Several other Chinese investors were also looking into the deal, said the sources, who declined to be named.
The potential investment comes after a difficult few years for Yum in China, its biggest market by sales, where a series of food-safety scandals and management mis-steps has dented its reputation with diners.
The chain plans to spin off its 6,900 restaurants in China, which account for about half of the company’s total sales, by the end of 2016. Yum China will list on the New York Stock Exchange, and possibly in Hong Kong.
The China business could be valued at about $10 billion, analysts and bankers estimate, based on its core earnings.
Yum, still the largest fast food chain in China, has been losing ground to McDonald’s Corp as they both strive to revive flagging sales in the teeth of growing competition from local rivals and a slowing economy.
“We continue to make good progress since we announced the transaction separating Yum and Yum China,” a Yumspokesperson said by email. “We will provide updates on the transaction at appropriate times, and we won’t comment on rumors or speculation.”

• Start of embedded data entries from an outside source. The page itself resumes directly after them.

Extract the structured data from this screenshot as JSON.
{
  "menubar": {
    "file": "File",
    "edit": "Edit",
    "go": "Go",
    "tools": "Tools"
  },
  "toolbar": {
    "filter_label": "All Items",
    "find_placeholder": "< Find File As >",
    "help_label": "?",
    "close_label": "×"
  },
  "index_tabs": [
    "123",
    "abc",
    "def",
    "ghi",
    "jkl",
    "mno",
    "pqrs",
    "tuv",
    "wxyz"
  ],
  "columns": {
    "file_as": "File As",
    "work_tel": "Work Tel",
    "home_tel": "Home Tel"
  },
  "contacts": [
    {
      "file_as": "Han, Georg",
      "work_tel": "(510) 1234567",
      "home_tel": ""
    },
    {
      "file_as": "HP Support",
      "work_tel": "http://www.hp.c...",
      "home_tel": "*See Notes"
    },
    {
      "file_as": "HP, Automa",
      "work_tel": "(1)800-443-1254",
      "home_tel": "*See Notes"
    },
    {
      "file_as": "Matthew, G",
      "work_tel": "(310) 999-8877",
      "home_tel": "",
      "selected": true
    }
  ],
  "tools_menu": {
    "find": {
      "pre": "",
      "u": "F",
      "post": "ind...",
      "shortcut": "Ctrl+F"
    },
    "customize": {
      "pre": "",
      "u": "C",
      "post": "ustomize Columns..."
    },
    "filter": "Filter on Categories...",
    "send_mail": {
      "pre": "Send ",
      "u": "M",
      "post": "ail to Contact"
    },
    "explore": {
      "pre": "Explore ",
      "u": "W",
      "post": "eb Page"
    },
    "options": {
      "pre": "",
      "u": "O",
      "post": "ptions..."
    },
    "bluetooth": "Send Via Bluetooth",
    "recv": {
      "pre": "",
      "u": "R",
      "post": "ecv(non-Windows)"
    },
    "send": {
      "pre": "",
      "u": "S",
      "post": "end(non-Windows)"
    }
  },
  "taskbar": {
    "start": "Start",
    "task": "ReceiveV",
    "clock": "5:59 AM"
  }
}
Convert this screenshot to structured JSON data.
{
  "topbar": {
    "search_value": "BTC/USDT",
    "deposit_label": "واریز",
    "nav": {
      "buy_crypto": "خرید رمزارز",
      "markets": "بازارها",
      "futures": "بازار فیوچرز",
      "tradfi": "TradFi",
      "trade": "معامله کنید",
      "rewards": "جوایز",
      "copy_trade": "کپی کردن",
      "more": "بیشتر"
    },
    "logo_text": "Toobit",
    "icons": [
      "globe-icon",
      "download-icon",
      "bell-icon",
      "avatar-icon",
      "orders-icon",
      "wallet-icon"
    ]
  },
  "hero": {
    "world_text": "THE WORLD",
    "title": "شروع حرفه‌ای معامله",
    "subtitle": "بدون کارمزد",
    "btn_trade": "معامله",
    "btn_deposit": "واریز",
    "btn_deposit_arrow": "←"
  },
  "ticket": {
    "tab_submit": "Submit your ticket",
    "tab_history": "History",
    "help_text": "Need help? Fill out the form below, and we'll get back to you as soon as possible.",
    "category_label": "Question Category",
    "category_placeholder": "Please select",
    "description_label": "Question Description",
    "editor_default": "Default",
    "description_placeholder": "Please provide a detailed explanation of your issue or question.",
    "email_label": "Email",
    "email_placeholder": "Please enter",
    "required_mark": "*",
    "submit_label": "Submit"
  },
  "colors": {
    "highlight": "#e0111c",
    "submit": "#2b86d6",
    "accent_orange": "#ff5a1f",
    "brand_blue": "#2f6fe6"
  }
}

Yum‘s China sales dipped 0.4 percent in 2015, after two flat years, underlining how managers have struggled to repair its reputation since the food safety scares.
Chinese diners once flocked to its outlets – and to McDonald’s – helping drive revenue growth of nearly 30 percent a year between 2006 and 2012.
Yum China, under new boss Micky Pant, is facing a cocktail of challenges in China: a slowing fast-food market, the rise of food delivery apps creating an online price war, and a lack of local franchise partners.
Analysts said securing private equity investment would be no silver bullet for recovery, but could help drive faster store growth and fund a makeover for older stores.
“My guess is that they are looking at sources of funding so they can refurbish or revamp their stores here or expand more aggressively,” said Ben Cavender, Shanghai-based principal at China Market Research Group.
Hopu Investments, a China-based private equity firm co-founded by former Goldman Sachs banker Fang Fenglei, was not available for immediate comment. KKR declined to comment.
Singapore state investor Temasek Holdings had been approached about the deal, but it was unclear whether talks were ongoing, one source said. Temasek declined to comment.
Other investors looking into the deal included Baring Private Equity Asia, said the Wall Street Journal, which initially reported the deal. Yum appeared to be intent on selling a 19.9 percent stake to avoid a big tax bill, the Journal said. Baring declined to comment.
Yum‘s sales at established restaurants in China rose 2 percent in the fourth quarter, the second increase in 1-1/2 years. Yum China earned $1 billion before taxes, interest, depreciation and amortization (EBITDA) last year.
Shares in Yum closed nearly 2 percent up at $80.55 on Wednesday. The stock has gained 10.3 percent since unveiling plans to spin off the China business last October.